During reconstruction of the city after the 1906 Earthquake, the area was chosen as the site of the Panama-Pacific International Exposition. Although rubble from the earthquake was used as part of the land reclamation, most of the landfill was from dredging mud and sand from the bottom of the Bay. After the end of the exposition in 1915, the land was sold to private developers, who tore down nearly all of the fair's attractions and developed the area into a residential neighborhood. This major redevelopment was completed in the 1920s. In the 1930s, with the completion of the nearby Golden Gate Bridge, Lombard Street (ow Highway 101) was widened, and soon developed into a strip of roadside motels.
Physically, the neighborhood has changed very little since its construction in the 1920s.
The neighborhood is most famous for the Palace of Fine Arts, and the Exploratorium a famous and renown children's museum, which take up much of the western section of the neighborhood, and are the only two buildings that were left standing from the 1915 Exposition. That section of the neighborhood is crowded with tourists year round.
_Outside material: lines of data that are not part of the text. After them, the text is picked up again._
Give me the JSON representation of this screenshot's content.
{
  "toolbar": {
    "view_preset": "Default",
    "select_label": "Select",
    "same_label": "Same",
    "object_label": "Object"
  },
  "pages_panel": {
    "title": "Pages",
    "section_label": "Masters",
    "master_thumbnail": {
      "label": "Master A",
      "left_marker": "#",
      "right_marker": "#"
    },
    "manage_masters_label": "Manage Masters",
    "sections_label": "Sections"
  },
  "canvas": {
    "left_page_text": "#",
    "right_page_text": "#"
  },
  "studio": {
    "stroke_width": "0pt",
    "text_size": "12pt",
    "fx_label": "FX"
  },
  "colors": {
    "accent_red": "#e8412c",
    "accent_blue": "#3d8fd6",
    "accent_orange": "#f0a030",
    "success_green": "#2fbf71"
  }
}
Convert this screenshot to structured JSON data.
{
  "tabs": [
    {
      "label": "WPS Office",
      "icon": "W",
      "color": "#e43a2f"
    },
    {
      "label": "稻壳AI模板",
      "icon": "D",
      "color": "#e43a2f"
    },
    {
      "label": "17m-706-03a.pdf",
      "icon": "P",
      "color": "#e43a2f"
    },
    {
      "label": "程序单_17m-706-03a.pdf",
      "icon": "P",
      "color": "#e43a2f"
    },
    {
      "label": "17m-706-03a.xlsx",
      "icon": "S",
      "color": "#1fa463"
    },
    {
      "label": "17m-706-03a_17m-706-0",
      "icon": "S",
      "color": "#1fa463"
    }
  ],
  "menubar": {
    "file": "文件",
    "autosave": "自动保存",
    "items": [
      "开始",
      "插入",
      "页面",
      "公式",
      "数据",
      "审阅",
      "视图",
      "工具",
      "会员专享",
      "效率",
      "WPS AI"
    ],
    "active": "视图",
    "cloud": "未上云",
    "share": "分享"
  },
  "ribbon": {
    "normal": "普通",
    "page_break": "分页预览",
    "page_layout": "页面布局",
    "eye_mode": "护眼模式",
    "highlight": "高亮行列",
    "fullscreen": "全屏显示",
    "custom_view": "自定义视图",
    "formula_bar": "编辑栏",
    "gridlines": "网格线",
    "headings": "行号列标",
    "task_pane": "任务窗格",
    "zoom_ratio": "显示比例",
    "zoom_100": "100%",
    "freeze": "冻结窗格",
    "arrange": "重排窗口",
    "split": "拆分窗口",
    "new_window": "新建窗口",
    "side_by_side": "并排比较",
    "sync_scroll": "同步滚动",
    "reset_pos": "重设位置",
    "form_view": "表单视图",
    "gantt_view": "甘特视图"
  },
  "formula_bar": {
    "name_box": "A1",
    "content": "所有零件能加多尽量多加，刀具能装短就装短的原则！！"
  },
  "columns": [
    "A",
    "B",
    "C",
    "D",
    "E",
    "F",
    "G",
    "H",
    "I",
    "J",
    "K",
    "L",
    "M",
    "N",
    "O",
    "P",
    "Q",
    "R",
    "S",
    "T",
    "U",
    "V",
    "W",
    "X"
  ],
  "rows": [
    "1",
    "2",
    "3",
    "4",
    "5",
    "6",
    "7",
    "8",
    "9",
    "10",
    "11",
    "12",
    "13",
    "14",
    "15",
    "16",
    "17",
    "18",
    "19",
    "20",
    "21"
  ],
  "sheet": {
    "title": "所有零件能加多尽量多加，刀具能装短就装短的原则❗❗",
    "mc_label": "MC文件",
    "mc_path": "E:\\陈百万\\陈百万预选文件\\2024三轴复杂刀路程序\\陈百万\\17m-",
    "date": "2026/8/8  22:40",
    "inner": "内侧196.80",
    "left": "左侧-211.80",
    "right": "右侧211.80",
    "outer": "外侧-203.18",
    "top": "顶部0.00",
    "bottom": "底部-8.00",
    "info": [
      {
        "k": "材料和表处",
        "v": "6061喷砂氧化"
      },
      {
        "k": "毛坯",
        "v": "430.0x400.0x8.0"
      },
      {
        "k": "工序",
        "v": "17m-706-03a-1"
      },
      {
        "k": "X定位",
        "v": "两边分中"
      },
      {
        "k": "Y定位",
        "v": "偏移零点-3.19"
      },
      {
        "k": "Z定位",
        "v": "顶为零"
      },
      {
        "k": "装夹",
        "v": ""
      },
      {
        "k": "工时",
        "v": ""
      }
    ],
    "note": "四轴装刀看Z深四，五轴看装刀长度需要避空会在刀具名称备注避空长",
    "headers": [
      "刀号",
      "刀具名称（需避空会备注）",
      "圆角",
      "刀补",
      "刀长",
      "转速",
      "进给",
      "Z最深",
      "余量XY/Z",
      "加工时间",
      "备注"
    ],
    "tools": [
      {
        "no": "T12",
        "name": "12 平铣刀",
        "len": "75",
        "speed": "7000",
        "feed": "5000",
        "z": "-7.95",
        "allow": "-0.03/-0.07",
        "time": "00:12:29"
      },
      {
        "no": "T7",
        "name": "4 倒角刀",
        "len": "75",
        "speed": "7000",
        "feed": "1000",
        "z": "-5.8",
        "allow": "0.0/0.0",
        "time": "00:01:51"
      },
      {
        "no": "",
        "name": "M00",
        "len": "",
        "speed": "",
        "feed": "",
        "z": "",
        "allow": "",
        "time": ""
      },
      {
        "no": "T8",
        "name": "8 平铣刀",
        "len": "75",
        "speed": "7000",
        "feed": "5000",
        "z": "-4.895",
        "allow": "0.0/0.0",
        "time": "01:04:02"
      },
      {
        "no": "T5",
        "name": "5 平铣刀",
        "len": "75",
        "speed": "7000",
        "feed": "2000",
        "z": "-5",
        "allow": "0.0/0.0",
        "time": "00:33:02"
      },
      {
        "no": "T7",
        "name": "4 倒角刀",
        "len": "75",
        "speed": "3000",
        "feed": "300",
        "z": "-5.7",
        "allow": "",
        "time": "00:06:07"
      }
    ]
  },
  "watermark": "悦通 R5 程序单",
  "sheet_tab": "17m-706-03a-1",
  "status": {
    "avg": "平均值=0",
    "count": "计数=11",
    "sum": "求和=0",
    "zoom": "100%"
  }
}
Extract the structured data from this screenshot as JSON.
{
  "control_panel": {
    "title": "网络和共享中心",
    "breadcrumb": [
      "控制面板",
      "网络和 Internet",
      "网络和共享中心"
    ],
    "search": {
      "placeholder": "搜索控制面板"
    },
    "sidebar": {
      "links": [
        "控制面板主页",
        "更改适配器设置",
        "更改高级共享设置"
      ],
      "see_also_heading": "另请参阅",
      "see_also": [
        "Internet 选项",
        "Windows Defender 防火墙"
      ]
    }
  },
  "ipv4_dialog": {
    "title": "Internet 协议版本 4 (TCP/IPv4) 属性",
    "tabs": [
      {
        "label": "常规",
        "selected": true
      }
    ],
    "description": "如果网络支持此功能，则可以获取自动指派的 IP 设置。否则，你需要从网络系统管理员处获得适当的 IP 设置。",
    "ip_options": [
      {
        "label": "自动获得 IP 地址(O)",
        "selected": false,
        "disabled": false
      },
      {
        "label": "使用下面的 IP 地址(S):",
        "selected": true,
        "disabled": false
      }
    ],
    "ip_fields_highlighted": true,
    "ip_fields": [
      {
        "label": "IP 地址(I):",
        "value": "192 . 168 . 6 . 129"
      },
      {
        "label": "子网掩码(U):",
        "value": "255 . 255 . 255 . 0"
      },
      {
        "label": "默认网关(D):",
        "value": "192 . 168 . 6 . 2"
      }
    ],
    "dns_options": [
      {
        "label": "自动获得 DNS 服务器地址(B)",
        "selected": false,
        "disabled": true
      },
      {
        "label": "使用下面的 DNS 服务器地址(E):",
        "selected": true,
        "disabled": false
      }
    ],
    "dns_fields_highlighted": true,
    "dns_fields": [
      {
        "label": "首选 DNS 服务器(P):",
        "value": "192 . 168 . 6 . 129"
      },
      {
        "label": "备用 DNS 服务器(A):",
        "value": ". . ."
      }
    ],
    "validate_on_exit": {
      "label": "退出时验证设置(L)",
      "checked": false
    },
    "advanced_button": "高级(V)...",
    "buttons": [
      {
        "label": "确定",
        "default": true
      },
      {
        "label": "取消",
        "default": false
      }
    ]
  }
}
The neighborhood is also most noted and famous for its demographic population which has rapidly shifted in the 1980s from mostly middle class families and pensioners, to twenty something to thirty something young urban professionals which now make up more than half of its population, although a very small, affluent middle age, to elderly population remains.  Most of these type of residents live a "swinger" lifestyle and have thus turned the neighborhood's main commercial streets, Chestnut Street, a section of Fillmore Street south of Lombard Street, as well Lombard Street itself into one of the city's more lively and famous nightlife scenes. The Marina Safeway is particularly notable for its swinger scene — it is frequently listed as one of the city's best pick-up spots and is affectionately known as the "Singles Safeway" or more recently, "Dateway." This concept was first popularized by the San Francisco author Armistead Maupin in his late 1970's novel "Tales of the City", a film version of which has been broadcast on PBS.